Wells Fargo Lards Recruiting Deals as Rivals Turn Spartan
Stepping into a breach created by rival broker-dealers’ retrenchment from costly recruiting wars, Wells Fargo Advisors has told its managers it will significantly raise signing bonuses they can offer brokers with substantial books of business.
Well-placed sources at the private-client retail brokerage group of Wells Fargo Corp. said the firm will formalize the offering in coming days, but has told managers to begin talking up the deals.
Brokers producing about $2.5 million or more of revenue annually will be offered as much as 150% of that amount as a forgivable upfront cash loan and another 130-140% on the “back-end” if they hit asset-gathering targets in five and ten years, according to sources and outside recruiters.
The deal, which will be scaled down at lower levels, fattens the upfront 125-175% range Wells currently offers and together with the deferred money approaches the 300% deals that Morgan Stanley, Merrill Lynch and UBS AG’s U.S. broker-dealer had been offering to each other’s top-tier brokers. Those firms were recently instructed by their bank parents to curtail expensive recruiting packages that provided few net customer-asset benefits as they raided each other for brokers’ books of business.
“It looks like a real opportunity to make hay while the sun shines,” said a long-time Wells Advisors private client group branch manager, who spoke on condition of anonymity. “The initial blush is that for some reason—probably desperation—our guys have said we’re going to go full steam ahead.”
Wells’ new offer aims to replenish a brokerage force that has been depleted by its parent company’s disclosure last September of fake-account opening scandals in its consumer bank. Wells Fargo Advisors has registered a 3% drop in its brokerage force of 14,657 since the scandal was disclosed and recruiters said it has been hard to attract new advisers to the core private client brokerage group where the new deal will be offered. (Wells offers brokerage services through about 11,000 standalone branch brokers as well as through in-bank brokers, private bankers and independent contractors in its Financial Network channel.)
While Morgan Stanley and Merrill Lynch are hoping to seal deals with prospects before their old deals are pulled in coming days, Wells Fargo has a very weak pipeline to prime, according to recruiters.

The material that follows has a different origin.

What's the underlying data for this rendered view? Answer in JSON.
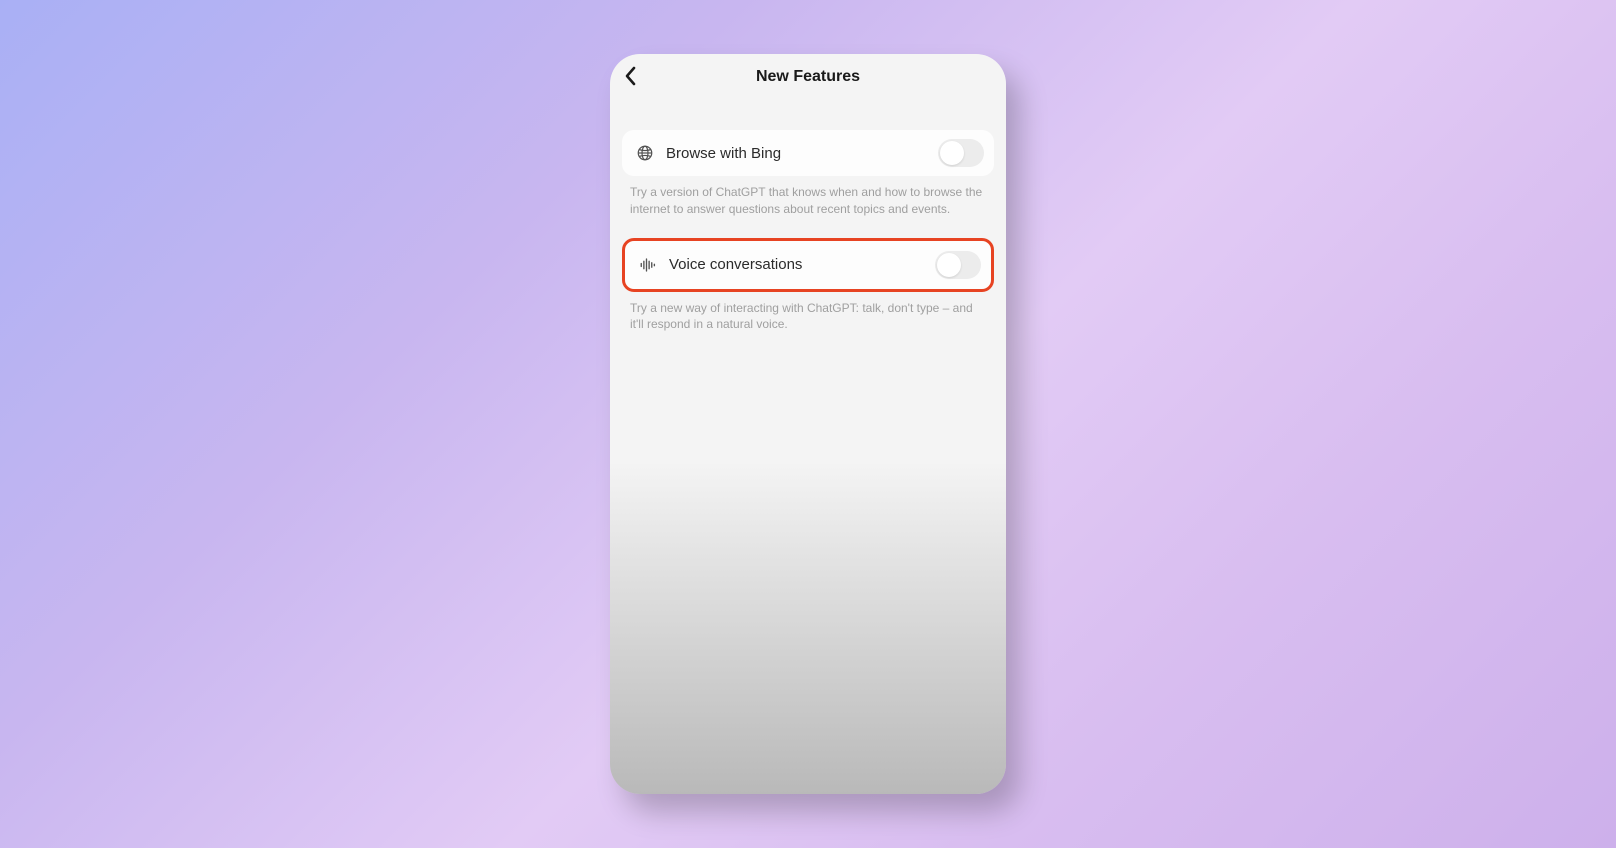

UBS last summer said it would cut its recruiting budget by some 40% and focus more on retention packages.
“The reputational event is largely behind them and the enhancement of the deal against the backdrop of what is happening at competitors should be great for them but their pipeline has atrophied,” said one outside recruiter who spoke on condition of anonymity. “Nothing will happen quickly but you might seem some results by Labor Day.”
A Wells Advisors spokeswoman declined to discuss specifics of the deal, whose broad outlines were reported earlier Thursday in The Wall Street Journal, but did not deny the report.
“Attracting the industry’s top talent will always be a priority for Wells Fargo Advisors,” she said.